I had an interesting discussion this week with Amy Healy of the Yellow Pages Association. You may recall a few weeks back we blogged about a movement in Norway to give consumers the ability to opt out of print directory distribution.
A similar effort is brewing in pockets in scattered communities around the United States. A bill in North Carolina, for example, would require publishers to make it easy for consumers to request that they not receive a particular print directory.
Healy says there is definitely a strong environmental element to this movement, as well as push back from local municipalities concerned about the impact of so many directories on the solid waste stream.

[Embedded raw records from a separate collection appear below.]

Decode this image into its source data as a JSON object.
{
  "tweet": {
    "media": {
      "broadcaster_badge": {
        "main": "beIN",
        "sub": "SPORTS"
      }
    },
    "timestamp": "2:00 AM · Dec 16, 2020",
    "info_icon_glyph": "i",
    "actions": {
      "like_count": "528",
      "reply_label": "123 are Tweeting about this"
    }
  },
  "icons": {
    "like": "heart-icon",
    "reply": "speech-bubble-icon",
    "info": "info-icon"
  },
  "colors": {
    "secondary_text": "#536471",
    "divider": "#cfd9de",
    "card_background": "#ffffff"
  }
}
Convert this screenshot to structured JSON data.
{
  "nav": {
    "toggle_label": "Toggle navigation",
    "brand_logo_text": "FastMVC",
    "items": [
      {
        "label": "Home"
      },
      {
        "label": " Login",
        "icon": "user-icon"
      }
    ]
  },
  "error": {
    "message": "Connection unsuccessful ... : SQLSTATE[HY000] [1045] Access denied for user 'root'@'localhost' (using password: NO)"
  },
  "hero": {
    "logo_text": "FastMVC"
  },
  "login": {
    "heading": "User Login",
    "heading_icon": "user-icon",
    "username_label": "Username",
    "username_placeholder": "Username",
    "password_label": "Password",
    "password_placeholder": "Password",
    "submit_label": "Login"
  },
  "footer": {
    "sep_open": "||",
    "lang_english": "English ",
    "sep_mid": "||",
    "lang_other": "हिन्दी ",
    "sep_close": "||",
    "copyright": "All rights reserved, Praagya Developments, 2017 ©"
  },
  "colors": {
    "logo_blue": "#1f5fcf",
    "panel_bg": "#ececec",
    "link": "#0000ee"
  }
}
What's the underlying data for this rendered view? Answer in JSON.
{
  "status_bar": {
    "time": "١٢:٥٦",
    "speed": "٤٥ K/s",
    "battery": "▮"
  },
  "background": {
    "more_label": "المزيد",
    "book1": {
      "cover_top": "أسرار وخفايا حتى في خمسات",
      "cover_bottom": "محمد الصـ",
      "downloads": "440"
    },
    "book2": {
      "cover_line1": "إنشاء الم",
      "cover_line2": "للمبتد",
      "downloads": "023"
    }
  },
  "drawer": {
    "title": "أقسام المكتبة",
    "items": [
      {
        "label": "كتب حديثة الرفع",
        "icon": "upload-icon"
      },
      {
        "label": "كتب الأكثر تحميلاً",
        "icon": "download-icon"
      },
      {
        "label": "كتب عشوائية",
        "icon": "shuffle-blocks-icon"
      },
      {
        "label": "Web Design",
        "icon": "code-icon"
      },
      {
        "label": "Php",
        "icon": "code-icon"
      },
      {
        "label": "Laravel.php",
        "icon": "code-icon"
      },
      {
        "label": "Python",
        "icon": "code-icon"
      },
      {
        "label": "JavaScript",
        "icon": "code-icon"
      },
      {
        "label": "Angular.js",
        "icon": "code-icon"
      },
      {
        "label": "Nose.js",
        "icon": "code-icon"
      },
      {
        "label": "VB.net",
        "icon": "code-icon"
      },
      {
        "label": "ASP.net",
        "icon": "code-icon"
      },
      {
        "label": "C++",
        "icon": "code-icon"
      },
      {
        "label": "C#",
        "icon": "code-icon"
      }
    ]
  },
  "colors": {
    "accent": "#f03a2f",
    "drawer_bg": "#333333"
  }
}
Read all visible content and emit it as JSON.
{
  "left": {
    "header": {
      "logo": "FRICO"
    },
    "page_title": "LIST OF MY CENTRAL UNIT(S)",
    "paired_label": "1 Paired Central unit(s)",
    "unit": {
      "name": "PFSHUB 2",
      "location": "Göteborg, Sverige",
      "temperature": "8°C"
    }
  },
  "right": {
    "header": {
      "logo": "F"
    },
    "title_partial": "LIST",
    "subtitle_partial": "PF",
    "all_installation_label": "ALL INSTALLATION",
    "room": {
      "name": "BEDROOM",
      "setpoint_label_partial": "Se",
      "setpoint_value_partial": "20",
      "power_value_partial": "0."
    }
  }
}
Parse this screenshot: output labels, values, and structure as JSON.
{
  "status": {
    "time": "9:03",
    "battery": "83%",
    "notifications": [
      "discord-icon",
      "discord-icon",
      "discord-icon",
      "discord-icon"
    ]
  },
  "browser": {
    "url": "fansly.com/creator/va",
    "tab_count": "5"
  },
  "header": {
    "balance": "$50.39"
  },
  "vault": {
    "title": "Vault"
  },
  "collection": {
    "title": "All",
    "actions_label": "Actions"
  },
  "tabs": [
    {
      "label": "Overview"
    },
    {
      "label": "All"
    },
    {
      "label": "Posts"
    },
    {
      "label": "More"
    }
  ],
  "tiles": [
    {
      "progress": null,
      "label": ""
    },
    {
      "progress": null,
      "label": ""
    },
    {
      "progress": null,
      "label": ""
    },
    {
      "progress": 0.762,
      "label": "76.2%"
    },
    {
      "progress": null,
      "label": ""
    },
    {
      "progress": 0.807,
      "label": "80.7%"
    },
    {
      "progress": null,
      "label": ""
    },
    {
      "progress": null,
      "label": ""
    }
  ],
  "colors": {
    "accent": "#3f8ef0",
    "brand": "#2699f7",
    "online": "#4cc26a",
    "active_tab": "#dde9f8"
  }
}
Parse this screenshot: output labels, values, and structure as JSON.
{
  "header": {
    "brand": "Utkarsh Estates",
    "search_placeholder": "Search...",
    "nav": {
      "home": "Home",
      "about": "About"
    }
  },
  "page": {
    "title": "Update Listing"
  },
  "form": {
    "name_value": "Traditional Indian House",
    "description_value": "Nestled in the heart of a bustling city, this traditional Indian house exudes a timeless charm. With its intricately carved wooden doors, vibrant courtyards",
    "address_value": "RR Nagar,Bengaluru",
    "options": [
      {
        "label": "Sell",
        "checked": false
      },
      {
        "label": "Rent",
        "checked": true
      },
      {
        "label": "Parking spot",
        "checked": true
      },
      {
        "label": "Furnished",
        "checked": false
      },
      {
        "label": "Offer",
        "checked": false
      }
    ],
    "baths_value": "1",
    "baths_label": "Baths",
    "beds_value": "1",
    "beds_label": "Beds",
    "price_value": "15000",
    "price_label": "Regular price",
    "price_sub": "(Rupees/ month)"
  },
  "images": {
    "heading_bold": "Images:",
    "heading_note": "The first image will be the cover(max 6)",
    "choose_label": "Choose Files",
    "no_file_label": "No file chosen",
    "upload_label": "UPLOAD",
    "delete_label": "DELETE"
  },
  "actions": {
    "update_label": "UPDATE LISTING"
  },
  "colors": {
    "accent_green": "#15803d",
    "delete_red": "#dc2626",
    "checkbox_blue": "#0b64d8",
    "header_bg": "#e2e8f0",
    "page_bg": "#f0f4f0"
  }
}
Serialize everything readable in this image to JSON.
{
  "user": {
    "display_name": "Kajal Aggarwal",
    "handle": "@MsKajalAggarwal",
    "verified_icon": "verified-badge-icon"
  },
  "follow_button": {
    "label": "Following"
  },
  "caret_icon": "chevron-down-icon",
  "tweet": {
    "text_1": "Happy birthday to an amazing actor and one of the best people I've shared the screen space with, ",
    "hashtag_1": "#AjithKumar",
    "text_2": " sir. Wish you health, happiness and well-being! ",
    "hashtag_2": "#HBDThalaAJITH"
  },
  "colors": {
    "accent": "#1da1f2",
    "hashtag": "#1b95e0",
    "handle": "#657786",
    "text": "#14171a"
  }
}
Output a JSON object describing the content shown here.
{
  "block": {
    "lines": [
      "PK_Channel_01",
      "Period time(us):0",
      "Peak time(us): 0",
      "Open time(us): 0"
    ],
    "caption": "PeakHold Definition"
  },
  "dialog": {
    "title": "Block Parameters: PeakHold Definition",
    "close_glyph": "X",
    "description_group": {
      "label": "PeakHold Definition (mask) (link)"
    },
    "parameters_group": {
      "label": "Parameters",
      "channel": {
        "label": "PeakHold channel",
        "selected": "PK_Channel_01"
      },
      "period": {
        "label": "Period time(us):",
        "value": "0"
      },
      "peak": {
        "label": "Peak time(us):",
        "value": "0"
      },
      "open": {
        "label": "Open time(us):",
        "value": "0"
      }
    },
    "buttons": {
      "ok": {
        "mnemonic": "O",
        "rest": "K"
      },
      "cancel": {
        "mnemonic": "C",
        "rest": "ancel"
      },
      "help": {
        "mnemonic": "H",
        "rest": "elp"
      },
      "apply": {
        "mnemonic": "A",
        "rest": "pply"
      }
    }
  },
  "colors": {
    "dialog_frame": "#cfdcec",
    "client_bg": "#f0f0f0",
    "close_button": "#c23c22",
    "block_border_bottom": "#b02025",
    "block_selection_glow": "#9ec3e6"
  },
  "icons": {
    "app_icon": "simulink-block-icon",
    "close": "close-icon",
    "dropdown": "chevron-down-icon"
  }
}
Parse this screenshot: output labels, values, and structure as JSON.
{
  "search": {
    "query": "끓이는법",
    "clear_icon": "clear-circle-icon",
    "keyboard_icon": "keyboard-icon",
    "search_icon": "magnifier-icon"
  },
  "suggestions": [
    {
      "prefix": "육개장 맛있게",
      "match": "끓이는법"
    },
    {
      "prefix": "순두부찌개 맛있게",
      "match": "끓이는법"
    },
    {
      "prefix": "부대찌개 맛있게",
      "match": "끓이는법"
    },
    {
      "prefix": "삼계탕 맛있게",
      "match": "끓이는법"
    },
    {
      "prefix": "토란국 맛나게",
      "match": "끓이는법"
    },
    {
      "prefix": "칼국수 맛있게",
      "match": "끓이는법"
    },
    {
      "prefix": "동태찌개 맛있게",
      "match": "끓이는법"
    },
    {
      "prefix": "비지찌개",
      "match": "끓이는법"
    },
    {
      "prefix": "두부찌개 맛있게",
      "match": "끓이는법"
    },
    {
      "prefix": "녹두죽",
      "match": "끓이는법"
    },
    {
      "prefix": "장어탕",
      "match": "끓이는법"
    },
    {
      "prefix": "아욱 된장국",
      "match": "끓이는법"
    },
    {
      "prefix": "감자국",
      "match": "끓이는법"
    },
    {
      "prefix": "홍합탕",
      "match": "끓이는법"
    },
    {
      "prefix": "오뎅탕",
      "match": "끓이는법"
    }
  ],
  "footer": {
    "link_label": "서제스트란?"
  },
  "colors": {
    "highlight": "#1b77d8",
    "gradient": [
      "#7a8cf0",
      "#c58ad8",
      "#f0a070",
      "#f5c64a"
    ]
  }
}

Also at work, she argues, is the same consumer sentiment that made the Do Not Call movement the most successful piece of consumer activism in recent memory. The driving idea is the desire to take control over the stream of media flowing into our personal space.
Healy calls it a “perfect storm” that combines the green movement with the consumer empowerment movement.
Directory publishers have every right to be offended at the idea of being lumped in with as motley a crew as e-mail spammers and cheesy telemarketers.
Even Yellow Pages’ harshest critics acknowledge that directories provide a valuable service to both users and advertisers. Plus, when it comes to complaints about print Yellow Pages environmental impact, there has always been a bit less there than meets the eye.
That said, we cant let the industry completely off the hook on this. The opt-out movement would be nowhere without the proliferation in the number of books the average home receives. Sure, this is the free market at work. But in all honesty, do any of us really need five directories in our homes?
It may well be that the invisible hand of the market will not be given enough time to do its work in weeding out weaker players. Legislators, egged on by annoyed consumers, overwhelmed waste management directors and mobilized environmental groups, may impose an opt-out system, at least in some communities. This would give consumers the same control over their front doorstep the Do Not Call List has given them over who can call at home just as they settle in to hear Kiefer Sutherland announce, “previously on 24.”
The industry is fighting these bills as they crop up, as well it should. No industry would welcome having such a regime imposed on it. Nor should it.
Still, it is hard to see an easy out here, assuming this movement gains momentum. No publisher in any given market will unilaterally disarm if it is having success or believes it can be successful in the near term. The publishers that get ahead of the curve with greater targeting, distribution efficiency and other innovations aimed at producing the same or better results for advertisers with a smaller print “footprint” will be the ultimate winners in all this.